Only the lines with "count" in the entries below belong in the answer; please copy them.
= Beginning of Section =
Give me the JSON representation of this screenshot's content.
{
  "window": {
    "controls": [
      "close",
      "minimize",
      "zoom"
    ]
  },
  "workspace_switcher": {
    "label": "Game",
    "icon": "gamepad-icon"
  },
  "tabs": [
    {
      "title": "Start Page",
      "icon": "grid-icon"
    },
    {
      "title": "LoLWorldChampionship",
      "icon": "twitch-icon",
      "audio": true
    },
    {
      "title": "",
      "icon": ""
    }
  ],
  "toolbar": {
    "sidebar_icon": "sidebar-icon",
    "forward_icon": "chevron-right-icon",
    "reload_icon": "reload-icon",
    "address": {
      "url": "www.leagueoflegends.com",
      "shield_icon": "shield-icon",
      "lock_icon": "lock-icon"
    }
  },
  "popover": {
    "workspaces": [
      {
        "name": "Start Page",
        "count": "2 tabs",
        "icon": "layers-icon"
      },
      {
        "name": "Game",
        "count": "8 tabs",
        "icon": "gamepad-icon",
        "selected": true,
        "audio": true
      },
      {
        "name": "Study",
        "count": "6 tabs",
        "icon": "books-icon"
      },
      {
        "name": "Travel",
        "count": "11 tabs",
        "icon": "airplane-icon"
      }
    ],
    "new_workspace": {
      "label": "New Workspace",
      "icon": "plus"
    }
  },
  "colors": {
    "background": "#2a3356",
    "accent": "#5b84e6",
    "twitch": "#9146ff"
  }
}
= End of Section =
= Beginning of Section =
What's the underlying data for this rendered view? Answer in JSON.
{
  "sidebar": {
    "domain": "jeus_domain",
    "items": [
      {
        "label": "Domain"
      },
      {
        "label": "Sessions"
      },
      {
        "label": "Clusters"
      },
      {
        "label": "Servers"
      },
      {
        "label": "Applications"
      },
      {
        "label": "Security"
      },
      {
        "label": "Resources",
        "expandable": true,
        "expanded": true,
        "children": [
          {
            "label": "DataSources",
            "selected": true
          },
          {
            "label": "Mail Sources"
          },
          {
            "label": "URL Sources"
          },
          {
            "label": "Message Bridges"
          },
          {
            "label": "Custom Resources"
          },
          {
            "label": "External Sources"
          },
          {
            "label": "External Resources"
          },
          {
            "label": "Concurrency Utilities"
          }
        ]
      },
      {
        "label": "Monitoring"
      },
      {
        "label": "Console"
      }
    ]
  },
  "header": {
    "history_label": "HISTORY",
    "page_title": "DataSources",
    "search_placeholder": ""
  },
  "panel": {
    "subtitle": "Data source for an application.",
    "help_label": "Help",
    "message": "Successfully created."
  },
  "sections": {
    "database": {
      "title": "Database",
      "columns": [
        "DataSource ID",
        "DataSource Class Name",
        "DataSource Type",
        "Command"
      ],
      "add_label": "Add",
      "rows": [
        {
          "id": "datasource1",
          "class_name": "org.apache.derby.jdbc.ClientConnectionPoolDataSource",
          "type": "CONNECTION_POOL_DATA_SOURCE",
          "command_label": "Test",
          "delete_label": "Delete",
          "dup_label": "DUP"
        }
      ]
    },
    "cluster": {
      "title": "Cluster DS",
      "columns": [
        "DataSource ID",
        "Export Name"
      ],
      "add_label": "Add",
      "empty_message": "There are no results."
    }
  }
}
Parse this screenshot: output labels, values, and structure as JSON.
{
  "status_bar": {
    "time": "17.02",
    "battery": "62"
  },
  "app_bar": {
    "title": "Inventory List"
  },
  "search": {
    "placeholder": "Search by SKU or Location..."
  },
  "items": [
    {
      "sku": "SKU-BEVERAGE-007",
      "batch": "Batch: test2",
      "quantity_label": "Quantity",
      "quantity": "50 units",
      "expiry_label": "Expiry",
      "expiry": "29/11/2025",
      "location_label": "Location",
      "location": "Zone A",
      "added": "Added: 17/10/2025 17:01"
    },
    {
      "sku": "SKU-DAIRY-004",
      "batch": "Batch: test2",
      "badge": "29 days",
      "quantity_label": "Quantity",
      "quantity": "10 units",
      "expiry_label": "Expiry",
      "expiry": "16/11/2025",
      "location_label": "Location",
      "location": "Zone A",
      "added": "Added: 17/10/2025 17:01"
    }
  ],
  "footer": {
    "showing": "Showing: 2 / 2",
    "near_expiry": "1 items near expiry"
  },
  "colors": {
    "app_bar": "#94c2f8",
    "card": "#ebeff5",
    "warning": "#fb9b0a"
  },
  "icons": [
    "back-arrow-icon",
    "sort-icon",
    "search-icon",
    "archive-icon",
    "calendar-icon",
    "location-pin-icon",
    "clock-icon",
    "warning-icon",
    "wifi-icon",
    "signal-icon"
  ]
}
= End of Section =
### RESULT BELOW
        "count": "2 tabs",
        "count": "8 tabs",
        "count": "6 tabs",
        "count": "11 tabs",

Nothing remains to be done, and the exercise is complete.